Wednesday, June 24, 2015

30 Days in June: Day 23, O'Leno State Park and Old Bellamy Road

O'Leno Used to be "Keno"!
I have been working on my big list of favorite places I want to visit again before we move, but I have another list of places I never quite got around to seeing and always meant to. Yesterday, my photo buddy, Maralee helped bring me up to speed on a couple of Alachua County birding staples that I had managed to miss over the years. The first was O'Leno State Park, on the Santa Fe River. I had actually been to O'Leno once before for a butterfly count, but the year I was there the state was in the height of drought and there was almost no water. It was an entirely different experience, and I didn't walk any of the river trails, so this was like a first visit for me.

Suspension Bridge Over the Santa Fe
O'Leno is a CCC era park, one of the oldest in the Florida State Park system. The picnic pavilions and cabins are charming log and chert rock structures. You cross the river over a beautiful suspension bridge and walk down to the water on sturdy block steps with rock retention walls. The river is the border at that part of the county, so we tried to concentrate on the Alachua County side of the bridge so any bird sightings would count for me. In the end, it didn't matter, because the Yellow Throated Vireo called but stayed invisible, despite our best efforts to draw it out. O'Leno did turn out to be an excellent birding location, but I had already checked all the ones we saw off of my list: Red Eyed and White Eyed Vireo, Yellow Billed Cuckoo, Pileated Woodpecker, Red Bellied Woodpecker, Barred Owl, Cattle Egret. We were met in the parking lot by a very friendly deer that people have probably been feeding.

Looking From the Alachua County Side

CCC Era Construction

The sound of the river as the water goes over the rocks and little drop is so soothing

Green Waters
Closer to the river banks, we found a some beautiful wildflowers that we don't usually see around Gainesville; Coastal Rosegentian and Swamp Milkweed. The Southern Toads are finally making an appearance for the summer and we had to watch our step so as not to squash tiny toadlings the size of beetles. There were also quite a few dead Red Bay trees, killed by the exotic Ambrosia Beetle that spreads Laurel Wilt Pathogen. It is sad to see so many of these beautiful trees dying or dead, and I wonder what this is doing to the population of Palamedes Swallowtails that use the tree as a larval host plant.

Coastal Rosegentian (Sabatia calycina)
Frog in the River

Minute Toadling (Compare to Size of Oak Leaves in Back)

Dead Red Bay
Florida is currently experiencing drought conditions, and though they are not yet quite as severe as the year I visited O'Leno when there was no water in the swimming area, sections of the park were very dry. We climbed around in a dry Cypress Swamp, looking for the Yellow Throated Vireo that we never saw.
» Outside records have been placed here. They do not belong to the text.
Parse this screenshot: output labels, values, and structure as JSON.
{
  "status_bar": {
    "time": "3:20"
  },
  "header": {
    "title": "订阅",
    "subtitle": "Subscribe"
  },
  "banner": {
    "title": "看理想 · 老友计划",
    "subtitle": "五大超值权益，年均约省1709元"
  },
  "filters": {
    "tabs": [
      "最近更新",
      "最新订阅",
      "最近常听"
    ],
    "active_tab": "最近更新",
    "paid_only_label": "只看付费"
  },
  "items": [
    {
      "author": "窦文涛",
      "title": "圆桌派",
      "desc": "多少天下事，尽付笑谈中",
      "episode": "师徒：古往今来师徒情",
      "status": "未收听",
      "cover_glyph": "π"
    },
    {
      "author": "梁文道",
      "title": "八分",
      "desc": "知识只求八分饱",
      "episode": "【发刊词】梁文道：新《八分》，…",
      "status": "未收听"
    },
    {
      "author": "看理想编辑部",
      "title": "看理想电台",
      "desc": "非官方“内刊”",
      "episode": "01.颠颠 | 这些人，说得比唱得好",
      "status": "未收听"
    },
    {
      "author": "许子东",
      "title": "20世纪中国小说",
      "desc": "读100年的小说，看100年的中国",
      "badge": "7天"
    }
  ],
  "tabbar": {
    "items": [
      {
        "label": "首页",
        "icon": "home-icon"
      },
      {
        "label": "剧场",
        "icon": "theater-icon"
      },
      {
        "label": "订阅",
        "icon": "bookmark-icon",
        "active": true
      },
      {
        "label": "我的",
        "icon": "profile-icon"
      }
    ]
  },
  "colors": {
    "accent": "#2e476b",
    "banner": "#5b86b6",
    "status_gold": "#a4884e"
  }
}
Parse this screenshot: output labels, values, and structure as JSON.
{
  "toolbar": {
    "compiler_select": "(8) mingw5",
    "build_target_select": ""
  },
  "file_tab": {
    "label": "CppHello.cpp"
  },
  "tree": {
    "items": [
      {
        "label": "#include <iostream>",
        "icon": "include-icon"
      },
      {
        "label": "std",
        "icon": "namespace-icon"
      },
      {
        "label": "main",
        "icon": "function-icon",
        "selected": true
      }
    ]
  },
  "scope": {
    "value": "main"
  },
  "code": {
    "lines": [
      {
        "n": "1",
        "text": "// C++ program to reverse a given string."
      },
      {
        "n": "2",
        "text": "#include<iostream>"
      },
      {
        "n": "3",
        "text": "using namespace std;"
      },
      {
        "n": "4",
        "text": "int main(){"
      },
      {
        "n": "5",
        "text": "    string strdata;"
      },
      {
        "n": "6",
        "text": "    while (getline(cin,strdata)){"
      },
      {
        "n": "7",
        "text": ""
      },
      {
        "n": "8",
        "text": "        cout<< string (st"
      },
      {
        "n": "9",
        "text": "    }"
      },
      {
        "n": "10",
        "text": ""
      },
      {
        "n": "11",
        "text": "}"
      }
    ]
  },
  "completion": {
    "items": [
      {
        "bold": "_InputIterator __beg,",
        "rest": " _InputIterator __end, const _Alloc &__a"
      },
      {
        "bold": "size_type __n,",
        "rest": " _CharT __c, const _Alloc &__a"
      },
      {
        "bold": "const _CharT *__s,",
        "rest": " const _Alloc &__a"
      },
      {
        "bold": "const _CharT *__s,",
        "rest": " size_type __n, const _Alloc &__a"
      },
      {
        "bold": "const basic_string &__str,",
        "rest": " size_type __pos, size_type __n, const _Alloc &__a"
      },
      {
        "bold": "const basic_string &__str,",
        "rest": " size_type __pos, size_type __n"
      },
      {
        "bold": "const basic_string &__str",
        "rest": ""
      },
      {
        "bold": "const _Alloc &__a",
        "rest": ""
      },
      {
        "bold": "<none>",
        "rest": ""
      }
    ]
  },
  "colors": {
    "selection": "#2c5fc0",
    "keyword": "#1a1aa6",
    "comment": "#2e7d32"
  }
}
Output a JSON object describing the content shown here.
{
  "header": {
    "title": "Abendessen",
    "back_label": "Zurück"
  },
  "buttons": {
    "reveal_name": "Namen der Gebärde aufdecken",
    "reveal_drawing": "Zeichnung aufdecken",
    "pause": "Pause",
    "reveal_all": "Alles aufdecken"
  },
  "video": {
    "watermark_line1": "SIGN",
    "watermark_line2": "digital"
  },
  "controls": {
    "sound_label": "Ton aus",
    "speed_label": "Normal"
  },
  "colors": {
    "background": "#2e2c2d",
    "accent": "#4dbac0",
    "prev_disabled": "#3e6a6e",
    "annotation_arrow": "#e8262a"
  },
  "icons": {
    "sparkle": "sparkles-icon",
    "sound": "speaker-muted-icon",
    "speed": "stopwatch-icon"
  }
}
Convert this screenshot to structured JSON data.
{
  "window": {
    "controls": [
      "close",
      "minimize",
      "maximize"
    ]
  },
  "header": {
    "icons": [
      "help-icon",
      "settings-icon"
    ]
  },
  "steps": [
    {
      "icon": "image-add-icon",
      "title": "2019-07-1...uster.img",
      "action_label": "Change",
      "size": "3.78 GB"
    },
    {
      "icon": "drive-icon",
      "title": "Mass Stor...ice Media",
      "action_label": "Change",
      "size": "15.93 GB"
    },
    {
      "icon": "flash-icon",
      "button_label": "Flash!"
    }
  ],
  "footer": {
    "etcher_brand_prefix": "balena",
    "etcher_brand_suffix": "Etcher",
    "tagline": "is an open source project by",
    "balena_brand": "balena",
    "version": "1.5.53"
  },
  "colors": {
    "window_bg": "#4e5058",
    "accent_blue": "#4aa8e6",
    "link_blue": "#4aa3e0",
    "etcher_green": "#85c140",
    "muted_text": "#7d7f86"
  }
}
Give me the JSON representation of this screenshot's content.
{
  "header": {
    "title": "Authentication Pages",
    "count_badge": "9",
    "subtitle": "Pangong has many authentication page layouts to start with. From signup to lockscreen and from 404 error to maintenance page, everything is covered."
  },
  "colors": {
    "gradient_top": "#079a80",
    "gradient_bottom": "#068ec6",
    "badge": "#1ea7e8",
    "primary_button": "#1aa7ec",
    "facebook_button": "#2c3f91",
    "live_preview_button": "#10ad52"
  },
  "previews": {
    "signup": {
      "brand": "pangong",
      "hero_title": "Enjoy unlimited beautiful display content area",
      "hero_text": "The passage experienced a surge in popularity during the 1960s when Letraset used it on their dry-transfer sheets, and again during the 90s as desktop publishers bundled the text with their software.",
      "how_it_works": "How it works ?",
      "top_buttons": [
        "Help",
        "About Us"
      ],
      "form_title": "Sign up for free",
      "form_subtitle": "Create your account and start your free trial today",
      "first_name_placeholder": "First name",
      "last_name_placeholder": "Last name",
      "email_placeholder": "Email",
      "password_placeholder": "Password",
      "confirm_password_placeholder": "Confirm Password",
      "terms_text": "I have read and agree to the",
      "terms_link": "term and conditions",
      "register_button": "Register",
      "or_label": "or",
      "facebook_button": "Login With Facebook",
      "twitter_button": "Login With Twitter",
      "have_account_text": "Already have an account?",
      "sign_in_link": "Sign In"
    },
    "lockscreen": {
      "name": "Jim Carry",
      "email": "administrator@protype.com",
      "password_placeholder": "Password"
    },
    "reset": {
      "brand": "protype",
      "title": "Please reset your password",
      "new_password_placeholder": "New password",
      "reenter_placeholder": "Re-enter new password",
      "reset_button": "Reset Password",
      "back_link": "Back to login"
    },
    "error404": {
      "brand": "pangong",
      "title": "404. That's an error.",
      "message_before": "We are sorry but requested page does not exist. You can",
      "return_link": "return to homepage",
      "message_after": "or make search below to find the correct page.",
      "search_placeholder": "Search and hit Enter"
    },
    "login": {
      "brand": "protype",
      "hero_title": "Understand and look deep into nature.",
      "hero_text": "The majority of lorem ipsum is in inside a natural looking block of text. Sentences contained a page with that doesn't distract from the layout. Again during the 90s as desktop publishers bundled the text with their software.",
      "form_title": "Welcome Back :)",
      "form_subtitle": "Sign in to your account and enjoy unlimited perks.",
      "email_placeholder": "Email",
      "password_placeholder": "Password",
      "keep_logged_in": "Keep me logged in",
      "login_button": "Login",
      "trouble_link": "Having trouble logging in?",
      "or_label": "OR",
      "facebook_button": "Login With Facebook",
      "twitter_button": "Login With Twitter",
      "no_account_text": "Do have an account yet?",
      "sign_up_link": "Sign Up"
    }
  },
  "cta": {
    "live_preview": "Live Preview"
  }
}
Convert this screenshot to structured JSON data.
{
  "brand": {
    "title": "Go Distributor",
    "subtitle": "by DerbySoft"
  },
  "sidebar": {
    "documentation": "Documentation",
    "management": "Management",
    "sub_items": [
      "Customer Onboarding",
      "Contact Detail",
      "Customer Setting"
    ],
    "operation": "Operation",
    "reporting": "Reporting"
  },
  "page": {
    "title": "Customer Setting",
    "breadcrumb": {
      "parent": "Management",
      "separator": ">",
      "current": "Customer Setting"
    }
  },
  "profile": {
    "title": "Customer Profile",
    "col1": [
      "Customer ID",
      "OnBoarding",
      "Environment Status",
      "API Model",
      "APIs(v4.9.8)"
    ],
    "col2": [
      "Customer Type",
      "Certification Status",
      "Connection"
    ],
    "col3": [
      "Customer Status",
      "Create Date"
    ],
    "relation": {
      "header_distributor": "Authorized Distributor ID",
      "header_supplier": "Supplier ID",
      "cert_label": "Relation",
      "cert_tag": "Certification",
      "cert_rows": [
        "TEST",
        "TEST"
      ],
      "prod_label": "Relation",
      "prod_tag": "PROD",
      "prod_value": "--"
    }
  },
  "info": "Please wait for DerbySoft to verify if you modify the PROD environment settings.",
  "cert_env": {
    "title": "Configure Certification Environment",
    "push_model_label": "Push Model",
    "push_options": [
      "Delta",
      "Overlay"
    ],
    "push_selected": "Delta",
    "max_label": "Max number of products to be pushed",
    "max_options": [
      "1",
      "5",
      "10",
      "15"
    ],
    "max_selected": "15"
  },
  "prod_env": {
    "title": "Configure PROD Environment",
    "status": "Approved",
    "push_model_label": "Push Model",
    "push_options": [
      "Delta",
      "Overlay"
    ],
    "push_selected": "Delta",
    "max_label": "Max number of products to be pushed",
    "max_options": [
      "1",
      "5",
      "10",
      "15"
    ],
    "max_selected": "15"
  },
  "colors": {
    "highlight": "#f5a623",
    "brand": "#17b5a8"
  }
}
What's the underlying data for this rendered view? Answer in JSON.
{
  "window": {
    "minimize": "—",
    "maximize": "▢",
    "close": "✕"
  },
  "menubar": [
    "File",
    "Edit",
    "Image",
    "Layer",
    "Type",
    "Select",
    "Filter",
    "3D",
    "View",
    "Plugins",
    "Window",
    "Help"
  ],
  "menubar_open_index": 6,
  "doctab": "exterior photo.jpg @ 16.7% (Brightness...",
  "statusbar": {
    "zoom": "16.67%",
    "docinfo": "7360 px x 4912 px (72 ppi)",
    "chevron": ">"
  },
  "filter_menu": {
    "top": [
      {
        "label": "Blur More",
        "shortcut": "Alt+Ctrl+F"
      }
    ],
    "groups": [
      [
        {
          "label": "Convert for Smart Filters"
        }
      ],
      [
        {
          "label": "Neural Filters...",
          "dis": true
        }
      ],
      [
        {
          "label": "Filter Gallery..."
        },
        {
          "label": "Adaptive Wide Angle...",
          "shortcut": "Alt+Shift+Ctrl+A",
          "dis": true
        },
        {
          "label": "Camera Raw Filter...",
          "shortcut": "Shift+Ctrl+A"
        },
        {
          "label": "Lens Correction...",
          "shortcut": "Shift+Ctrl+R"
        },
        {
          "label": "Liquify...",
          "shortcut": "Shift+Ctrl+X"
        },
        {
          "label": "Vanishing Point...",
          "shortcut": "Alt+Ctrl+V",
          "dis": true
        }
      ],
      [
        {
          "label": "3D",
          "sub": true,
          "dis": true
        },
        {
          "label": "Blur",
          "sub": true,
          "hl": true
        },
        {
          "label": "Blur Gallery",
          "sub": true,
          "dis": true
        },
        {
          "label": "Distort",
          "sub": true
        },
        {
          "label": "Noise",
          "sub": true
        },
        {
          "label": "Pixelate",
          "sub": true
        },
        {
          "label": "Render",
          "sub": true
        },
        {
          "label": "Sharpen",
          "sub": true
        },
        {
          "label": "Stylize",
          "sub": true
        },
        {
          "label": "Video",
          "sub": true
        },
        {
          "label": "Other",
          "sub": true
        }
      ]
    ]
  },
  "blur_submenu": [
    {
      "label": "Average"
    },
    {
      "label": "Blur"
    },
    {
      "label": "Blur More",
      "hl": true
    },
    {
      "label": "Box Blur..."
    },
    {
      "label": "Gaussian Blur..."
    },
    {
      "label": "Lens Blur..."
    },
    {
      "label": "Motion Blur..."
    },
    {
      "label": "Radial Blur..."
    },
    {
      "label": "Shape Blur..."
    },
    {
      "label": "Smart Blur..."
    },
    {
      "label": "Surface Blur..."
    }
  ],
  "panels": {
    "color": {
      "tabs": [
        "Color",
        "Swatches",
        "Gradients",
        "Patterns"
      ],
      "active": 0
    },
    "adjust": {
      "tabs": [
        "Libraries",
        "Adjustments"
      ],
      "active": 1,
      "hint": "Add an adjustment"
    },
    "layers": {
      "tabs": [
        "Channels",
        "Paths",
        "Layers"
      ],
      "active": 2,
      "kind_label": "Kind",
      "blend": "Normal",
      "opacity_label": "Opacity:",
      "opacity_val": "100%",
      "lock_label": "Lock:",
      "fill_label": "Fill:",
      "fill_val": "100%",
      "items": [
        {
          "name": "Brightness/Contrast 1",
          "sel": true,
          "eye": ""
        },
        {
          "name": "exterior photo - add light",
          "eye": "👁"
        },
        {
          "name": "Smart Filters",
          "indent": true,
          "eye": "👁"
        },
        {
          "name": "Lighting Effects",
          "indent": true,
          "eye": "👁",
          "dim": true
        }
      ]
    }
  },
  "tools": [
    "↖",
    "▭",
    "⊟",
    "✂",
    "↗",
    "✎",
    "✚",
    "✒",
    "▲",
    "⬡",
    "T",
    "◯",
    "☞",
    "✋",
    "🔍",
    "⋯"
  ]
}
Walking through Cypress knees feels like walking in a strange alien landscape.

Cypress Knees

Gnarled Tree Roots
We stopped to look at the exhibit of rescued Gopher Tortoises by the nature center. I wanted to photograph at least one Gopher Tortoise this month and they were the only ones that I had seen in my explorations this month. Predictably, just as we were exiting the park we saw a tortoise grazing by the highway. Our cameras were stowed, so the captive tortoises will have to do for my photo record.

Rescued Gopher Tortoise and Burrow
We finished the trip with a quick visit to Old Bellamy Road, a place I had heard many naturalists mention for birds, butterflies and wildflowers, but I had never been there. All this time I thought it was just the name of a road. But it is actually a historic old road, and part of the state park system, with a parking lot and interpretive signs! Old Bellamy Road was Florida's first Federal Highway, built to connect Pensacola and St. Augustine in 1824. The road crosses the Santa Fe River over a "natural bridge" where the river goes underground for about 3 miles at what is now O'Leno State Park and comes out again at River Rise State Park. Parts of the old historic road run through state park land, which is where we went. We saw a Summer Tanager and heard Eastern Towhees and Vireos. Long-tailed Skippers darted along the grass, and we found nice clusters of Indian Plaintain, Butterfly Pea, and Sensitive Briar. I had been missing a real gem all these years.

Historic Old Bellamy Road

Old Green Grassy Bellamy Road

Sensitive Briar (Mimosa quadrivalvis)

Atlantic Pigeonwings (Clitoria mariana)

Fluffy Tanager
Every time I think I know my surroundings, I get a little reminder of how big Florida really is and how little I have seen of it. I feel like I know my area so well and then I find a place I've never been to in 20 years of living here, yet it was only a short drive from home. There are so many wonderful places, in Florida, in the US and in the world. I guess this means that I have a lot more exploring to do.

Colors on the Santa Fe River

June Challenge Count: Still the same, no new birds, but I've been to 28 natural areas.


  1. Love the bridge and frog in the river

    1. Thank you! It's a pretty park and I can't believe we didn't spend more time there.